## Aim of the exercise
Print out every entry, keeping each line identical to the original.

(Items from a data source)
[Start of section]

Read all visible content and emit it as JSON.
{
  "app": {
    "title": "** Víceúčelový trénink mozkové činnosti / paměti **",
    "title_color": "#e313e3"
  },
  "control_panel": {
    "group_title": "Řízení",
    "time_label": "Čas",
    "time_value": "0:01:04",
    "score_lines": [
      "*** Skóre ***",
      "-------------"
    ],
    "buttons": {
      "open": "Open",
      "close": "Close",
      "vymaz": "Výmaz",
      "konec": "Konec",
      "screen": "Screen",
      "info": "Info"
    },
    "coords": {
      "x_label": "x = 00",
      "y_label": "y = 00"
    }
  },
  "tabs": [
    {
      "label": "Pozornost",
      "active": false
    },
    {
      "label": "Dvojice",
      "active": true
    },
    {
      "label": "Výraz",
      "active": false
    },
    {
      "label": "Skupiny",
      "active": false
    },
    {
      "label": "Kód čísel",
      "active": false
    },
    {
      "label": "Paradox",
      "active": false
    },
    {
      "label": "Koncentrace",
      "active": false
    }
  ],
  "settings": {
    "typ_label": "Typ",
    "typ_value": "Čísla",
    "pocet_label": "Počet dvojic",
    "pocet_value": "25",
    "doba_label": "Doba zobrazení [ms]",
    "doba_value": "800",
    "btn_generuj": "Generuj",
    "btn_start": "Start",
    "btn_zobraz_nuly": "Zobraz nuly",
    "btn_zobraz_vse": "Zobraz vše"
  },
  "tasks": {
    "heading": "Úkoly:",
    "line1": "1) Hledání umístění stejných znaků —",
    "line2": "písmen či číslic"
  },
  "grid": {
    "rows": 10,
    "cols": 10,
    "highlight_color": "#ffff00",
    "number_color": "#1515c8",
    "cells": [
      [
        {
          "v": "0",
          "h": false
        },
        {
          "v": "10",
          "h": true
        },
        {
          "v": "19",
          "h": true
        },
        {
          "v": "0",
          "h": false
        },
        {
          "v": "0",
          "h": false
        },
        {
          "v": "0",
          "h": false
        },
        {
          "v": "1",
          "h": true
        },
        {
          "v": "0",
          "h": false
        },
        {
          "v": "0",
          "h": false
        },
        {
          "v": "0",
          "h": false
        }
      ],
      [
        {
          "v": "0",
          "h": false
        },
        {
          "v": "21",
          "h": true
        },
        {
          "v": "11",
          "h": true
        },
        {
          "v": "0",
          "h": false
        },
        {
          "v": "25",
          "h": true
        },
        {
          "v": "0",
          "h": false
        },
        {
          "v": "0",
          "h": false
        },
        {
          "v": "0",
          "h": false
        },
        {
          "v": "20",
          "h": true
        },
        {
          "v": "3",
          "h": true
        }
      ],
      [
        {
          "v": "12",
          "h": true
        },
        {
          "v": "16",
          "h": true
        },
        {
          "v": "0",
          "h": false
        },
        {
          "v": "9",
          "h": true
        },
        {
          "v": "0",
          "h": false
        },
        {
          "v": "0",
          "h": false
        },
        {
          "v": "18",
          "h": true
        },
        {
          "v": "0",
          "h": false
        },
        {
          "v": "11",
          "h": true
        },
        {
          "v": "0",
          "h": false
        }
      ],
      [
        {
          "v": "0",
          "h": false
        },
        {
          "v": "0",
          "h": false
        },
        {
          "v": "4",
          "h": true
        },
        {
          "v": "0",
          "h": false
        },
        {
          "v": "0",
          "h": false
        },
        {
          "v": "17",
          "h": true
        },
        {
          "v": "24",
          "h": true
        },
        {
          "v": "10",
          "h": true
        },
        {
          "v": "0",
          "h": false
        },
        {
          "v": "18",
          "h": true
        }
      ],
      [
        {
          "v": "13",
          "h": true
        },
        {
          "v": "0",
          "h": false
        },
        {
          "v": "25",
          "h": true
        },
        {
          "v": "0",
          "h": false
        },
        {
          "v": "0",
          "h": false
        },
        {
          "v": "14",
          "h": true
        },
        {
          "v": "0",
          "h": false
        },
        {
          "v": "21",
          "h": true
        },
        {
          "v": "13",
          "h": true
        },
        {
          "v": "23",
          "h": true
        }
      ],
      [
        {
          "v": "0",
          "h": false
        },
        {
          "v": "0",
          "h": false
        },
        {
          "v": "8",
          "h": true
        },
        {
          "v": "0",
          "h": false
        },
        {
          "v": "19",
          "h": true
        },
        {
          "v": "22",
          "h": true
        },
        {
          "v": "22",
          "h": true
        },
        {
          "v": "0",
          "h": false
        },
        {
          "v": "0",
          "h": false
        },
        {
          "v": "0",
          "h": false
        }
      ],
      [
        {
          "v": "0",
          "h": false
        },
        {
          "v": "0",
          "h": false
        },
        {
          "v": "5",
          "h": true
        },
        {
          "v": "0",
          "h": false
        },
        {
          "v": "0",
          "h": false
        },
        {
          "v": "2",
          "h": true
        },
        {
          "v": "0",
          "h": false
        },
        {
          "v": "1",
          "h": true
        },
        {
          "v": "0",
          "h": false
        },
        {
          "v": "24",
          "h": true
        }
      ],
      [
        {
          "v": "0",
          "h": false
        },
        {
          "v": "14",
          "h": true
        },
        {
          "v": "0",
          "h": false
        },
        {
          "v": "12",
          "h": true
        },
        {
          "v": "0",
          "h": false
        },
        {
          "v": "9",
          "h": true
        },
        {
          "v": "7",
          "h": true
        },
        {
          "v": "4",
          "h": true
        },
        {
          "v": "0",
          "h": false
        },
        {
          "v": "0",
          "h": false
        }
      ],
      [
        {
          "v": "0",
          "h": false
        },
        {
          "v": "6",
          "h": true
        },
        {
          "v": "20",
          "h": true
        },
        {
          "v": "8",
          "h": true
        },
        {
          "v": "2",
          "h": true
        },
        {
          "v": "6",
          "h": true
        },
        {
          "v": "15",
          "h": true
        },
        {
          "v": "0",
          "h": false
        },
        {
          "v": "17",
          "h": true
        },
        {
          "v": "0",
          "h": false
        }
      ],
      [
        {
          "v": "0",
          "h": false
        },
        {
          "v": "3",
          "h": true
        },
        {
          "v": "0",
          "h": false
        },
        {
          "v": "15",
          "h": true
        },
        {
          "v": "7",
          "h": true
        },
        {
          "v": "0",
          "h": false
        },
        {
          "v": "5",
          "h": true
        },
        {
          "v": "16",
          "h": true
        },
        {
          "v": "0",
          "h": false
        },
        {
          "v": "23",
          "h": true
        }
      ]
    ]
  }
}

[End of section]

## Reply to the task
Read all visible content and emit it as JSON.
{
  "app": {
    "title": "** Víceúčelový trénink mozkové činnosti / paměti **",
    "title_color": "#e313e3"
  },
  "control_panel": {
    "group_title": "Řízení",
    "time_label": "Čas",
    "time_value": "0:01:04",
    "score_lines": [
      "*** Skóre ***",
      "-------------"
    ],
    "buttons": {
      "open": "Open",
      "close": "Close",
      "vymaz": "Výmaz",
      "konec": "Konec",
      "screen": "Screen",
      "info": "Info"
    },
    "coords": {
      "x_label": "x = 00",
      "y_label": "y = 00"
    }
  },
  "tabs": [
    {
      "label": "Pozornost",
      "active": false
    },
    {
      "label": "Dvojice",
      "active": true
    },
    {
      "label": "Výraz",
      "active": false
    },
    {
      "label": "Skupiny",
      "active": false
    },
    {
      "label": "Kód čísel",
      "active": false
    },
    {
      "label": "Paradox",
      "active": false
    },
    {
      "label": "Koncentrace",
      "active": false
    }
  ],
  "settings": {
    "typ_label": "Typ",
    "typ_value": "Čísla",
    "pocet_label": "Počet dvojic",
    "pocet_value": "25",
    "doba_label": "Doba zobrazení [ms]",
    "doba_value": "800",
    "btn_generuj": "Generuj",
    "btn_start": "Start",
    "btn_zobraz_nuly": "Zobraz nuly",
    "btn_zobraz_vse": "Zobraz vše"
  },
  "tasks": {
    "heading": "Úkoly:",
    "line1": "1) Hledání umístění stejných znaků —",
    "line2": "písmen či číslic"
  },
  "grid": {
    "rows": 10,
    "cols": 10,
    "highlight_color": "#ffff00",
    "number_color": "#1515c8",
    "cells": [
      [
        {
          "v": "0",
          "h": false
        },
        {
          "v": "10",
          "h": true
        },
        {
          "v": "19",
          "h": true
        },
        {
          "v": "0",
          "h": false
        },
        {
          "v": "0",
          "h": false
        },
        {
          "v": "0",
          "h": false
        },
        {
          "v": "1",
          "h": true
        },
        {
          "v": "0",
          "h": false
        },
        {
          "v": "0",
          "h": false
        },
        {
          "v": "0",
          "h": false
        }
      ],
      [
        {
          "v": "0",
          "h": false
        },
        {
          "v": "21",
          "h": true
        },
        {
          "v": "11",
          "h": true
        },
        {
          "v": "0",
          "h": false
        },
        {
          "v": "25",
          "h": true
        },
        {
          "v": "0",
          "h": false
        },
        {
          "v": "0",
          "h": false
        },
        {
          "v": "0",
          "h": false
        },
        {
          "v": "20",
          "h": true
        },
        {
          "v": "3",
          "h": true
        }
      ],
      [
        {
          "v": "12",
          "h": true
        },
        {
          "v": "16",
          "h": true
        },
        {
          "v": "0",
          "h": false
        },
        {
          "v": "9",
          "h": true
        },
        {
          "v": "0",
          "h": false
        },
        {
          "v": "0",
          "h": false
        },
        {
          "v": "18",
          "h": true
        },
        {
          "v": "0",
          "h": false
        },
        {
          "v": "11",
          "h": true
        },
        {
          "v": "0",
          "h": false
        }
      ],
      [
        {
          "v": "0",
          "h": false
        },
        {
          "v": "0",
          "h": false
        },
        {
          "v": "4",
          "h": true
        },
        {
          "v": "0",
          "h": false
        },
        {
          "v": "0",
          "h": false
        },
        {
          "v": "17",
          "h": true
        },
        {
          "v": "24",
          "h": true
        },
        {
          "v": "10",
          "h": true
        },
        {
          "v": "0",
          "h": false
        },
        {
          "v": "18",
          "h": true
        }
      ],
      [
        {
          "v": "13",
          "h": true
        },
        {
          "v": "0",
          "h": false
        },
        {
          "v": "25",
          "h": true
        },
        {
          "v": "0",
          "h": false
        },
        {
          "v": "0",
          "h": false
        },
        {
          "v": "14",
          "h": true
        },
        {
          "v": "0",
          "h": false
        },
        {
          "v": "21",
          "h": true
        },
        {
          "v": "13",
          "h": true
        },
        {
          "v": "23",
          "h": true
        }
      ],
      [
        {
          "v": "0",
          "h": false
        },
        {
          "v": "0",
          "h": false
        },
        {
          "v": "8",
          "h": true
        },
        {
          "v": "0",
          "h": false
        },
        {
          "v": "19",
          "h": true
        },
        {
          "v": "22",
          "h": true
        },
        {
          "v": "22",
          "h": true
        },
        {
          "v": "0",
          "h": false
        },
        {
          "v": "0",
          "h": false
        },
        {
          "v": "0",
          "h": false
        }
      ],
      [
        {
          "v": "0",
          "h": false
        },
        {
          "v": "0",
          "h": false
        },
        {
          "v": "5",
          "h": true
        },
        {
          "v": "0",
          "h": false
        },
        {
          "v": "0",
          "h": false
        },
        {
          "v": "2",
          "h": true
        },
        {
          "v": "0",
          "h": false
        },
        {
          "v": "1",
          "h": true
        },
        {
          "v": "0",
          "h": false
        },
        {
          "v": "24",
          "h": true
        }
      ],
      [
        {
          "v": "0",
          "h": false
        },
        {
          "v": "14",
          "h": true
        },
        {
          "v": "0",
          "h": false
        },
        {
          "v": "12",
          "h": true
        },
        {
          "v": "0",
          "h": false
        },
        {
          "v": "9",
          "h": true
        },
        {
          "v": "7",
          "h": true
        },
        {
          "v": "4",
          "h": true
        },
        {
          "v": "0",
          "h": false
        },
        {
          "v": "0",
          "h": false
        }
      ],
      [
        {
          "v": "0",
          "h": false
        },
        {
          "v": "6",
          "h": true
        },
        {
          "v": "20",
          "h": true
        },
        {
          "v": "8",
          "h": true
        },
        {
          "v": "2",
          "h": true
        },
        {
          "v": "6",
          "h": true
        },
        {
          "v": "15",
          "h": true
        },
        {
          "v": "0",
          "h": false
        },
        {
          "v": "17",
          "h": true
        },
        {
          "v": "0",
          "h": false
        }
      ],
      [
        {
          "v": "0",
          "h": false
        },
        {
          "v": "3",
          "h": true
        },
        {
          "v": "0",
          "h": false
        },
        {
          "v": "15",
          "h": true
        },
        {
          "v": "7",
          "h": true
        },
        {
          "v": "0",
          "h": false
        },
        {
          "v": "5",
          "h": true
        },
        {
          "v": "16",
          "h": true
        },
        {
          "v": "0",
          "h": false
        },
        {
          "v": "23",
          "h": true
        }
      ]
    ]
  }
}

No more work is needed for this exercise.